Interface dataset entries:
________

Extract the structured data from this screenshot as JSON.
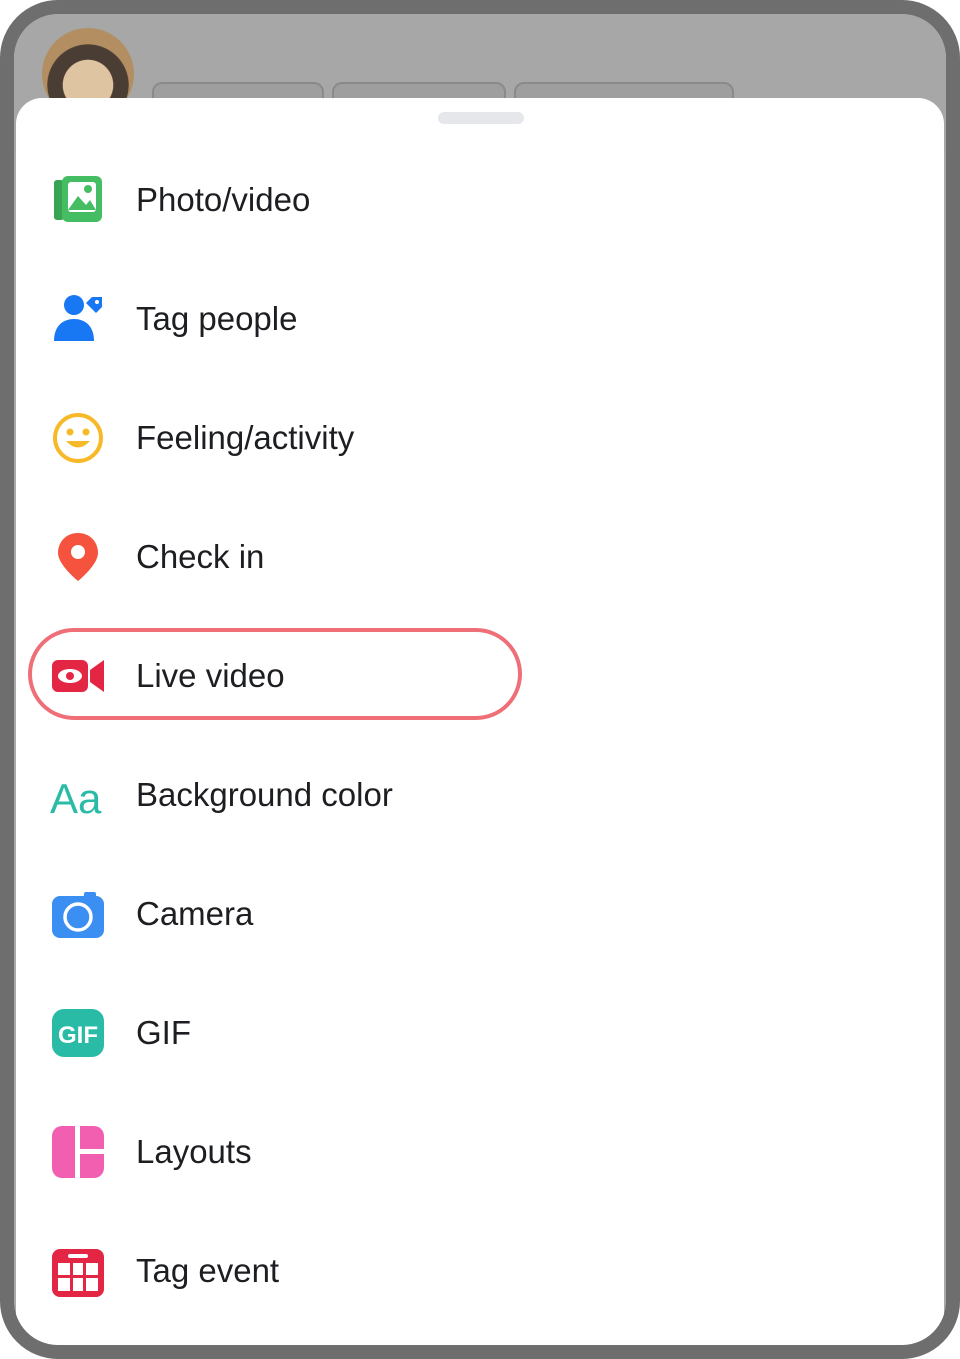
{
  "composer_menu": {
    "items": [
      {
        "label": "Photo/video",
        "icon": "photo-video-icon",
        "color": "#45bd62"
      },
      {
        "label": "Tag people",
        "icon": "tag-people-icon",
        "color": "#1877f2"
      },
      {
        "label": "Feeling/activity",
        "icon": "feeling-icon",
        "color": "#f7b928"
      },
      {
        "label": "Check in",
        "icon": "check-in-icon",
        "color": "#f5533d"
      },
      {
        "label": "Live video",
        "icon": "live-video-icon",
        "color": "#e42645"
      },
      {
        "label": "Background color",
        "icon": "background-color-icon",
        "color": "#2abba7"
      },
      {
        "label": "Camera",
        "icon": "camera-icon",
        "color": "#3b8ff3"
      },
      {
        "label": "GIF",
        "icon": "gif-icon",
        "color": "#2abba7"
      },
      {
        "label": "Layouts",
        "icon": "layouts-icon",
        "color": "#f35fb0"
      },
      {
        "label": "Tag event",
        "icon": "tag-event-icon",
        "color": "#e42645"
      }
    ],
    "highlighted_item": "Live video",
    "highlight_color": "#ef6f78"
  }
}
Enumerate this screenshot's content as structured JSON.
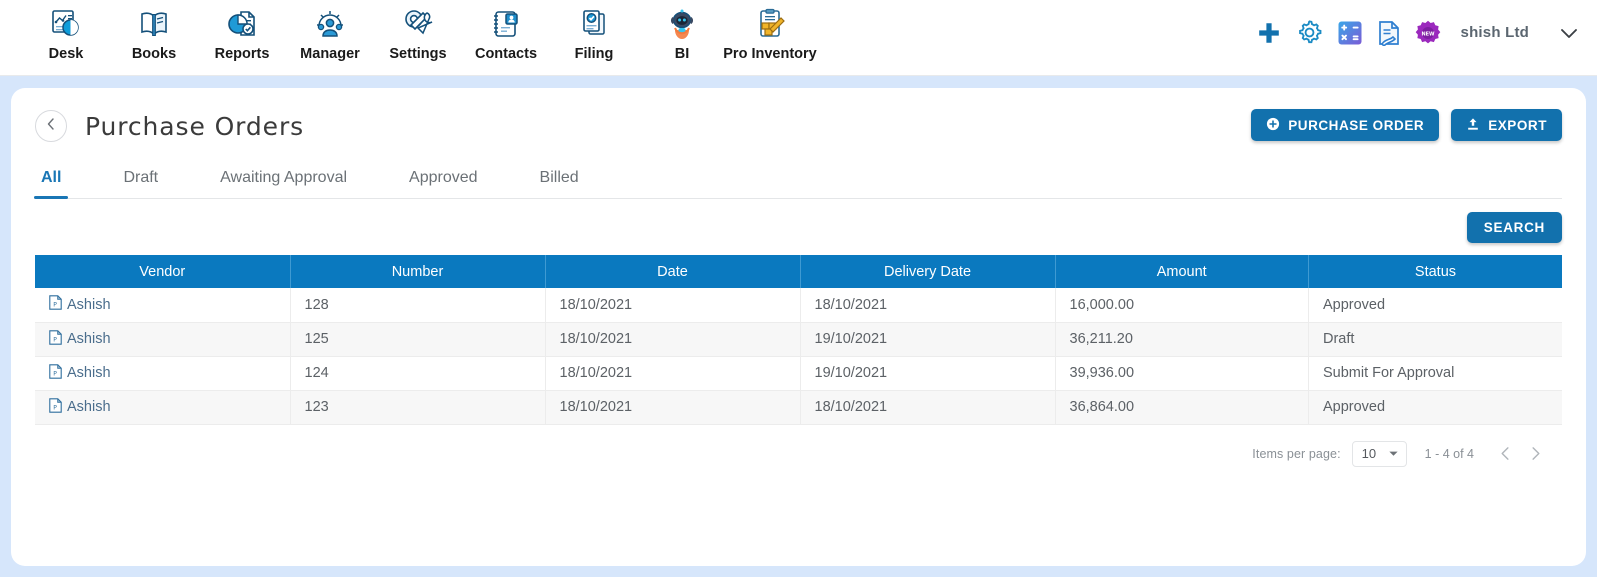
{
  "topnav": {
    "items": [
      {
        "label": "Desk",
        "icon": "desk-dashboard-icon"
      },
      {
        "label": "Books",
        "icon": "books-open-book-icon"
      },
      {
        "label": "Reports",
        "icon": "reports-piechart-icon"
      },
      {
        "label": "Manager",
        "icon": "manager-people-gear-icon"
      },
      {
        "label": "Settings",
        "icon": "settings-tools-icon"
      },
      {
        "label": "Contacts",
        "icon": "contacts-address-book-icon"
      },
      {
        "label": "Filing",
        "icon": "filing-documents-icon"
      },
      {
        "label": "BI",
        "icon": "bi-robot-icon"
      },
      {
        "label": "Pro Inventory",
        "icon": "pro-inventory-clipboard-boxes-icon"
      }
    ],
    "right": {
      "add_icon": "plus-icon",
      "settings_icon": "gear-icon",
      "calculator_icon": "calculator-icon",
      "notes_icon": "notes-document-icon",
      "new_badge_icon": "new-badge-icon",
      "new_badge_text": "NEW",
      "user_name": "shish Ltd",
      "caret_icon": "chevron-down-icon"
    }
  },
  "header": {
    "back_icon": "chevron-left-icon",
    "title": "Purchase Orders",
    "purchase_order_button": "PURCHASE ORDER",
    "purchase_order_icon": "plus-circle-icon",
    "export_button": "EXPORT",
    "export_icon": "upload-icon"
  },
  "tabs": [
    {
      "label": "All",
      "active": true
    },
    {
      "label": "Draft",
      "active": false
    },
    {
      "label": "Awaiting Approval",
      "active": false
    },
    {
      "label": "Approved",
      "active": false
    },
    {
      "label": "Billed",
      "active": false
    }
  ],
  "toolbar": {
    "search_button": "SEARCH"
  },
  "table": {
    "columns": [
      "Vendor",
      "Number",
      "Date",
      "Delivery Date",
      "Amount",
      "Status"
    ],
    "row_icon": "purchase-order-document-icon",
    "rows": [
      {
        "vendor": "Ashish",
        "number": "128",
        "date": "18/10/2021",
        "delivery_date": "18/10/2021",
        "amount": "16,000.00",
        "status": "Approved"
      },
      {
        "vendor": "Ashish",
        "number": "125",
        "date": "18/10/2021",
        "delivery_date": "19/10/2021",
        "amount": "36,211.20",
        "status": "Draft"
      },
      {
        "vendor": "Ashish",
        "number": "124",
        "date": "18/10/2021",
        "delivery_date": "19/10/2021",
        "amount": "39,936.00",
        "status": "Submit For Approval"
      },
      {
        "vendor": "Ashish",
        "number": "123",
        "date": "18/10/2021",
        "delivery_date": "18/10/2021",
        "amount": "36,864.00",
        "status": "Approved"
      }
    ]
  },
  "paginator": {
    "items_per_page_label": "Items per page:",
    "items_per_page_value": "10",
    "dropdown_icon": "chevron-down-icon",
    "range": "1 - 4 of 4",
    "prev_icon": "chevron-left-icon",
    "next_icon": "chevron-right-icon"
  },
  "colors": {
    "accent": "#1271ad",
    "table_header": "#0a79bf",
    "page_background": "#d6e6fb",
    "tab_active": "#1976b5"
  }
}
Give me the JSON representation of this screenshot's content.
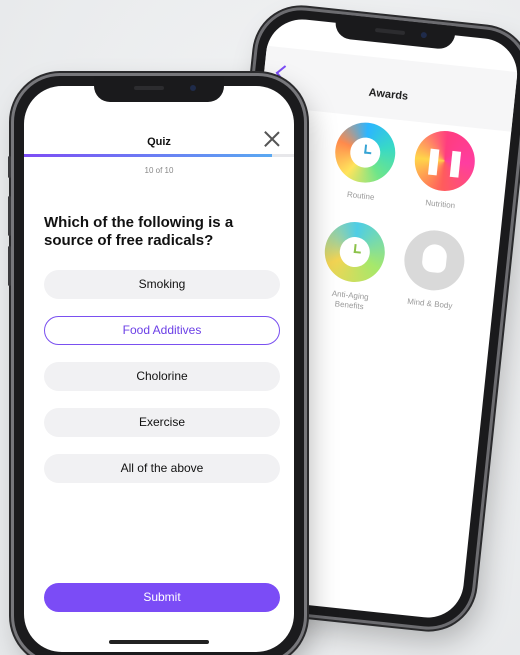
{
  "awards_screen": {
    "title": "Awards",
    "back_icon": "chevron-left-icon",
    "items": [
      {
        "label": "Routine",
        "icon": "clock-icon"
      },
      {
        "label": "Nutrition",
        "icon": "fork-knife-icon"
      },
      {
        "label": "Anti-Aging\nBenefits",
        "icon": "clock-icon"
      },
      {
        "label": "Mind & Body",
        "icon": "head-icon"
      }
    ]
  },
  "quiz_screen": {
    "title": "Quiz",
    "close_icon": "close-icon",
    "progress": {
      "text": "10 of 10",
      "fraction": 0.92
    },
    "question": "Which of the following is a source of free radicals?",
    "options": [
      {
        "label": "Smoking",
        "selected": false
      },
      {
        "label": "Food Additives",
        "selected": true
      },
      {
        "label": "Cholorine",
        "selected": false
      },
      {
        "label": "Exercise",
        "selected": false
      },
      {
        "label": "All of the above",
        "selected": false
      }
    ],
    "submit_label": "Submit",
    "accent_color": "#7b4cf6"
  }
}
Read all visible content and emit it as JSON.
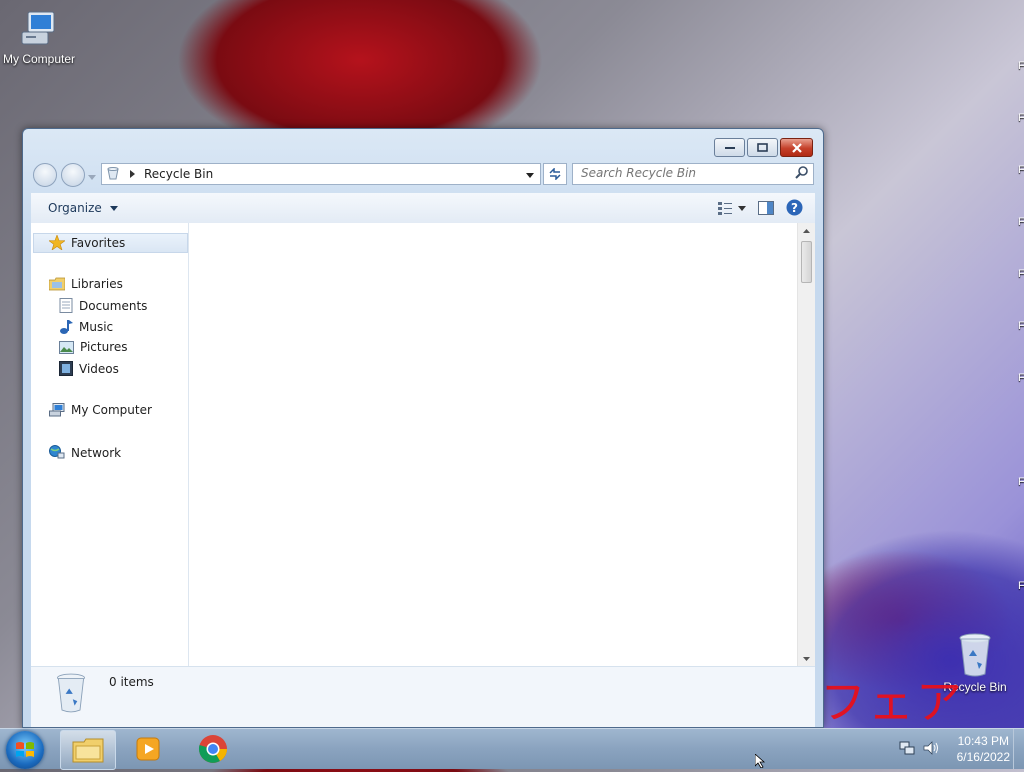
{
  "desktop": {
    "icons": [
      {
        "label": "My Computer",
        "icon": "computer-icon"
      },
      {
        "label": "Recycle Bin",
        "icon": "recycle-bin-icon"
      }
    ],
    "right_edge_glyphs": [
      "F",
      "F",
      "F",
      "F",
      "F",
      "F",
      "F",
      "F",
      "F"
    ],
    "overlay_text": "フェア"
  },
  "window": {
    "title_buttons": {
      "minimize": "minimize",
      "maximize": "maximize",
      "close": "close"
    },
    "address": {
      "location": "Recycle Bin"
    },
    "search": {
      "placeholder": "Search Recycle Bin"
    },
    "toolbar": {
      "organize_label": "Organize"
    },
    "nav_pane": {
      "favorites": "Favorites",
      "libraries": "Libraries",
      "library_items": [
        "Documents",
        "Music",
        "Pictures",
        "Videos"
      ],
      "computer": "My Computer",
      "network": "Network"
    },
    "status": {
      "item_count": "0 items"
    }
  },
  "taskbar": {
    "apps": [
      "Windows Explorer",
      "Windows Media Player",
      "Google Chrome"
    ],
    "clock": {
      "time": "10:43 PM",
      "date": "6/16/2022"
    }
  },
  "colors": {
    "accent": "#1e395b",
    "close_red": "#c5402a",
    "taskbar": "#8aa3bf"
  }
}
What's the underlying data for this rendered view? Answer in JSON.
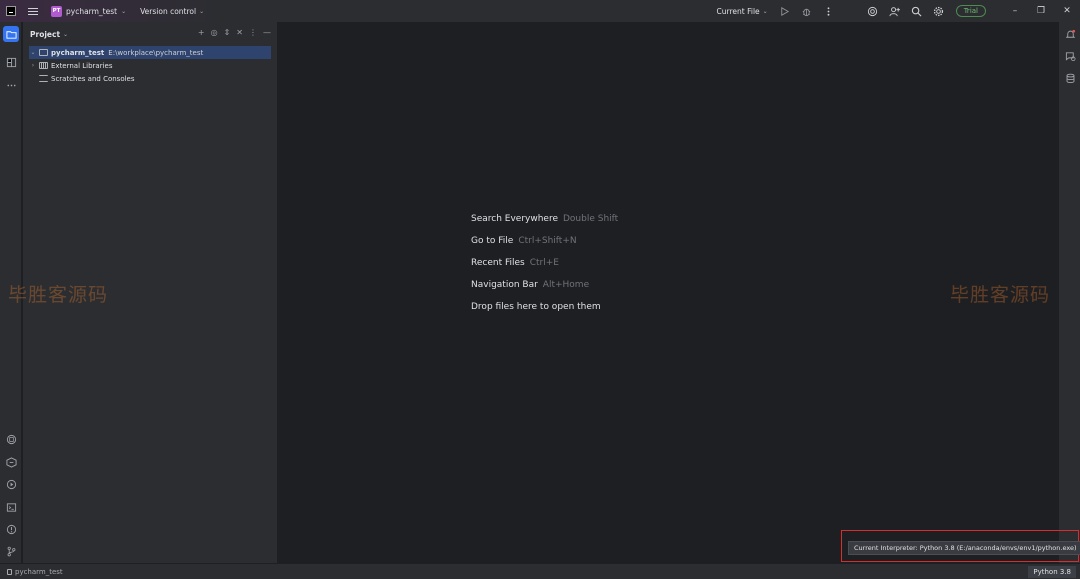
{
  "titlebar": {
    "project_badge": "PT",
    "project_name": "pycharm_test",
    "vcs_label": "Version control",
    "run_config": "Current File",
    "trial_label": "Trial"
  },
  "project_panel": {
    "title": "Project",
    "root": {
      "name": "pycharm_test",
      "path": "E:\\workplace\\pycharm_test"
    },
    "items": [
      {
        "label": "External Libraries"
      },
      {
        "label": "Scratches and Consoles"
      }
    ]
  },
  "editor": {
    "hints": [
      {
        "label": "Search Everywhere",
        "key": "Double Shift"
      },
      {
        "label": "Go to File",
        "key": "Ctrl+Shift+N"
      },
      {
        "label": "Recent Files",
        "key": "Ctrl+E"
      },
      {
        "label": "Navigation Bar",
        "key": "Alt+Home"
      },
      {
        "label": "Drop files here to open them",
        "key": ""
      }
    ]
  },
  "watermark": "毕胜客源码",
  "statusbar": {
    "breadcrumb": "pycharm_test",
    "interpreter": "Python 3.8"
  },
  "tooltip": {
    "text": "Current Interpreter: Python 3.8 (E:/anaconda/envs/env1/python.exe)"
  },
  "colors": {
    "accent": "#3574f0",
    "highlight_box": "#d72d2d",
    "trial": "#6fbf73",
    "project_badge": "#b25ad0"
  }
}
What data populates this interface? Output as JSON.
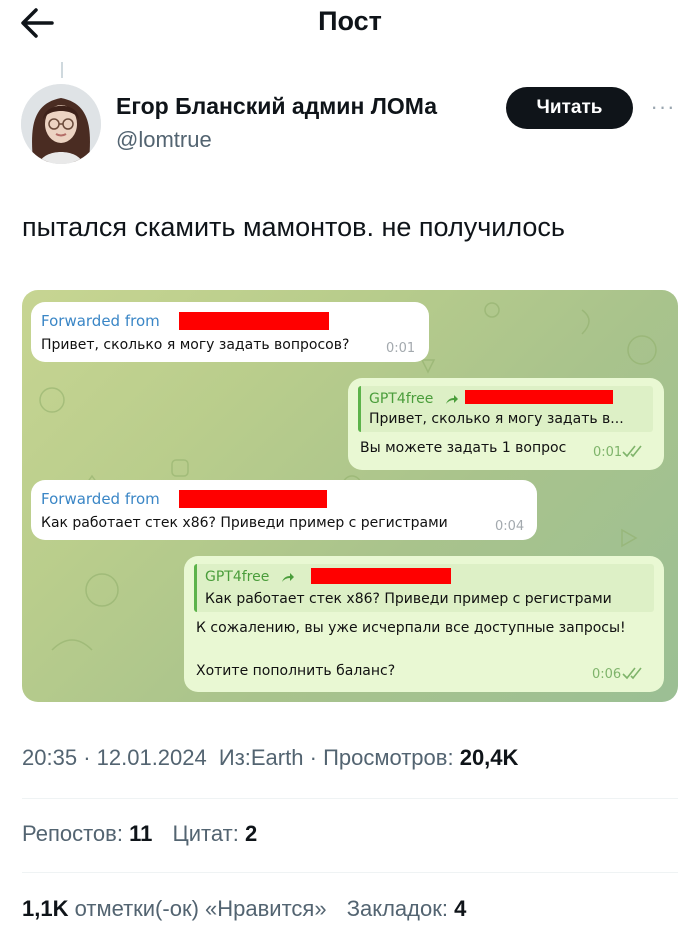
{
  "header": {
    "title": "Пост"
  },
  "author": {
    "name": "Егор Бланский админ ЛОМа",
    "handle": "@lomtrue",
    "follow_label": "Читать",
    "more": "···"
  },
  "post": {
    "text": "пытался скамить мамонтов. не получилось"
  },
  "chat": {
    "messages": [
      {
        "forward_label": "Forwarded from",
        "text": "Привет, сколько я могу задать вопросов?",
        "time": "0:01"
      },
      {
        "quote_name": "GPT4free",
        "quote_text": "Привет, сколько я могу задать в...",
        "text": "Вы можете задать 1 вопрос",
        "time": "0:01"
      },
      {
        "forward_label": "Forwarded from",
        "text": "Как работает стек x86? Приведи пример с регистрами",
        "time": "0:04"
      },
      {
        "quote_name": "GPT4free",
        "quote_text": "Как работает стек x86? Приведи пример с регистрами",
        "text": "К сожалению, вы уже исчерпали все доступные запросы!",
        "text2": "Хотите пополнить баланс?",
        "time": "0:06"
      }
    ]
  },
  "meta": {
    "time": "20:35",
    "date": "12.01.2024",
    "from": "Из:Earth",
    "views_label": "Просмотров:",
    "views": "20,4K"
  },
  "stats": {
    "reposts_label": "Репостов:",
    "reposts": "11",
    "quotes_label": "Цитат:",
    "quotes": "2",
    "likes": "1,1K",
    "likes_label": "отметки(-ок) «Нравится»",
    "bookmarks_label": "Закладок:",
    "bookmarks": "4"
  },
  "colors": {
    "text": "#0f1419",
    "muted": "#536471",
    "telegram_link": "#3a86c6",
    "redaction": "#ff0000"
  }
}
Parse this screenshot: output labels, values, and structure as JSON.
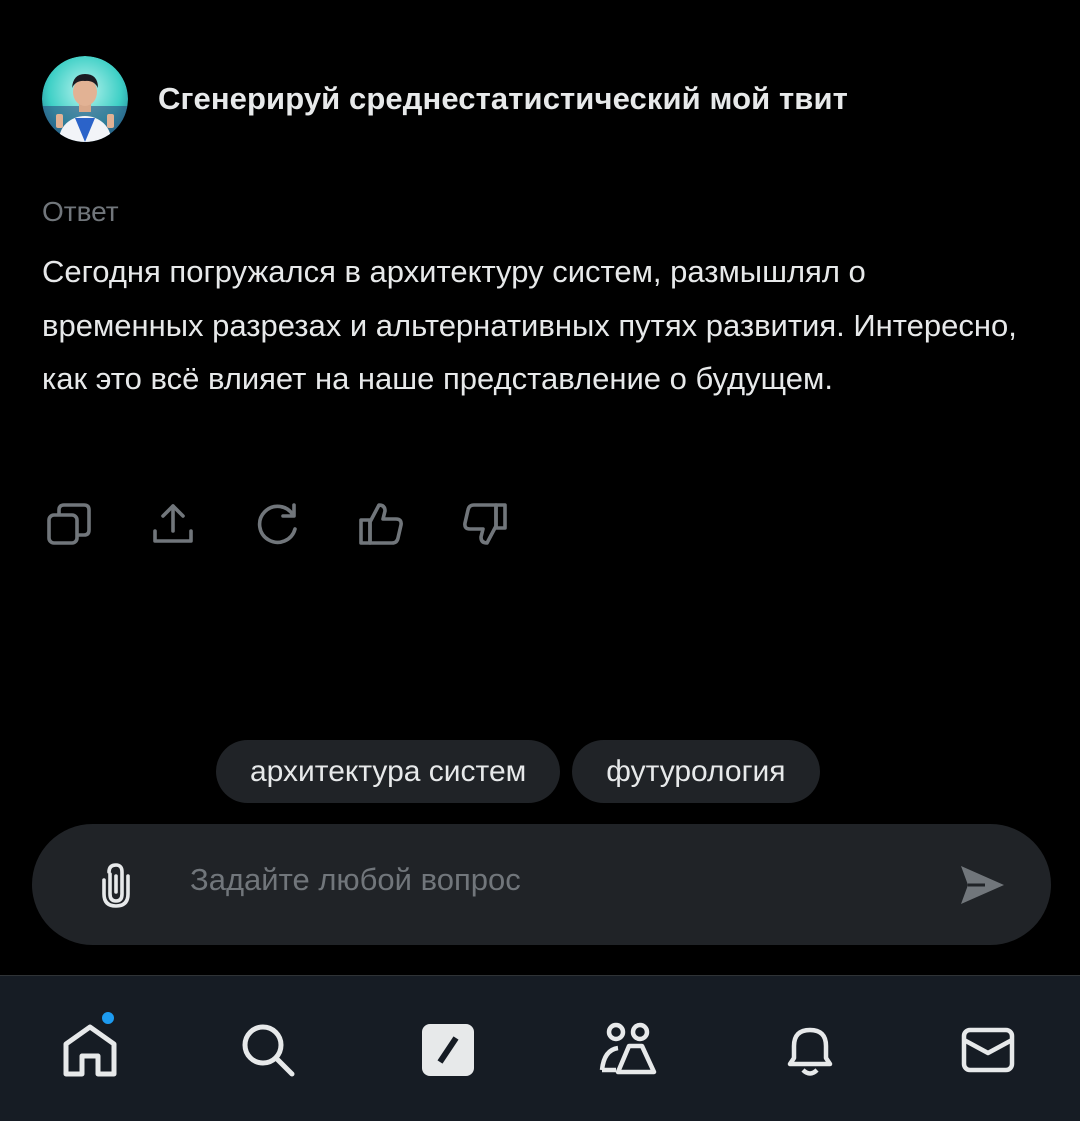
{
  "question": {
    "text": "Сгенерируй среднестатистический мой твит",
    "avatar_icon": "user-avatar"
  },
  "answer": {
    "label": "Ответ",
    "text": "Сегодня погружался в архитектуру систем, размышлял о временных разрезах и альтернативных путях развития. Интересно, как это всё влияет на наше представление о будущем."
  },
  "actions": [
    {
      "name": "copy",
      "icon": "copy-icon"
    },
    {
      "name": "share",
      "icon": "share-icon"
    },
    {
      "name": "regenerate",
      "icon": "refresh-icon"
    },
    {
      "name": "like",
      "icon": "thumbs-up-icon"
    },
    {
      "name": "dislike",
      "icon": "thumbs-down-icon"
    }
  ],
  "suggestions": [
    {
      "label": "архитектура систем"
    },
    {
      "label": "футурология"
    }
  ],
  "input": {
    "placeholder": "Задайте любой вопрос",
    "attach_icon": "paperclip-icon",
    "send_icon": "send-icon"
  },
  "nav": [
    {
      "name": "home",
      "icon": "home-icon",
      "has_badge": true
    },
    {
      "name": "search",
      "icon": "search-icon"
    },
    {
      "name": "grok",
      "icon": "grok-icon"
    },
    {
      "name": "communities",
      "icon": "people-icon"
    },
    {
      "name": "notifications",
      "icon": "bell-icon"
    },
    {
      "name": "messages",
      "icon": "mail-icon"
    }
  ],
  "colors": {
    "background": "#000000",
    "text": "#e7e9ea",
    "muted": "#71767b",
    "surface": "#202327",
    "nav_bg": "#161c24",
    "accent": "#1d9bf0"
  }
}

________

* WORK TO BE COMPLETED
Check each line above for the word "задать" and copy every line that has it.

* WRITTEN RESPONSE
        "text": "Привет, сколько я могу задать вопросов?",
        "quote_text": "Привет, сколько я могу задать в...",
        "text": "Вы можете задать 1 вопрос",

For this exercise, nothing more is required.